> Exercise:
List every line in this data where the string "title" occurs.

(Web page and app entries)
· · · ·

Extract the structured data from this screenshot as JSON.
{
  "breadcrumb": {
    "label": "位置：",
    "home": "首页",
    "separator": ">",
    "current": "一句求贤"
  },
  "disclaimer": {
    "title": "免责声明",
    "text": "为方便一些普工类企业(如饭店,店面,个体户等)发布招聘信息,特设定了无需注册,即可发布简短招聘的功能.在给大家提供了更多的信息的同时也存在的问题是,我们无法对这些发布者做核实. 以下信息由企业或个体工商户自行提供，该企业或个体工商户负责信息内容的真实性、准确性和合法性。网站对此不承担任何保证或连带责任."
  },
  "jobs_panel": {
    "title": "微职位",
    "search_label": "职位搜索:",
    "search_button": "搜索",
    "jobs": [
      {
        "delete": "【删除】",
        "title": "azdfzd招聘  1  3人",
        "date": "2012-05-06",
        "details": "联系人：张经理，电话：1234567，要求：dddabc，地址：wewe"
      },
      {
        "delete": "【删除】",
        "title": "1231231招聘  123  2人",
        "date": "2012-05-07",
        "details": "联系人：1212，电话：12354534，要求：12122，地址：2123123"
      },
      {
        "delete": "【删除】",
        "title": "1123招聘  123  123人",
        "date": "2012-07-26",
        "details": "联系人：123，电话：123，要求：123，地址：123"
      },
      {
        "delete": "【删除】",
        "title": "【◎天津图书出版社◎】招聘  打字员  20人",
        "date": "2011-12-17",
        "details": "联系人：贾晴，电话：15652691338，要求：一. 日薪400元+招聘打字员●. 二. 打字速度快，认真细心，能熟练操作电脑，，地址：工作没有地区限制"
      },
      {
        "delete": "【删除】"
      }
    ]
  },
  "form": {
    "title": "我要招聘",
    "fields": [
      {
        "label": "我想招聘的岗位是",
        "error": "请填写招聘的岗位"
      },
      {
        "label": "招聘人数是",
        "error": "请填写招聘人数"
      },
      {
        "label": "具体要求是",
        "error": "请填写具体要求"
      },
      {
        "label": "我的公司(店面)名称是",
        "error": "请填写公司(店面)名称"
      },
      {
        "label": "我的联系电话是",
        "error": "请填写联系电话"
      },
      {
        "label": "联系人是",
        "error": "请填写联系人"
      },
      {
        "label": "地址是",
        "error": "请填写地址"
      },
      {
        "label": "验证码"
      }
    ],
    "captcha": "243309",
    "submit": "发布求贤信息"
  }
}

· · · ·

> Task solution:
    "title": "免责声明",
    "title": "微职位",
        "title": "azdfzd招聘  1  3人",
        "title": "1231231招聘  123  2人",
        "title": "1123招聘  123  123人",
        "title": "【◎天津图书出版社◎】招聘  打字员  20人",
    "title": "我要招聘",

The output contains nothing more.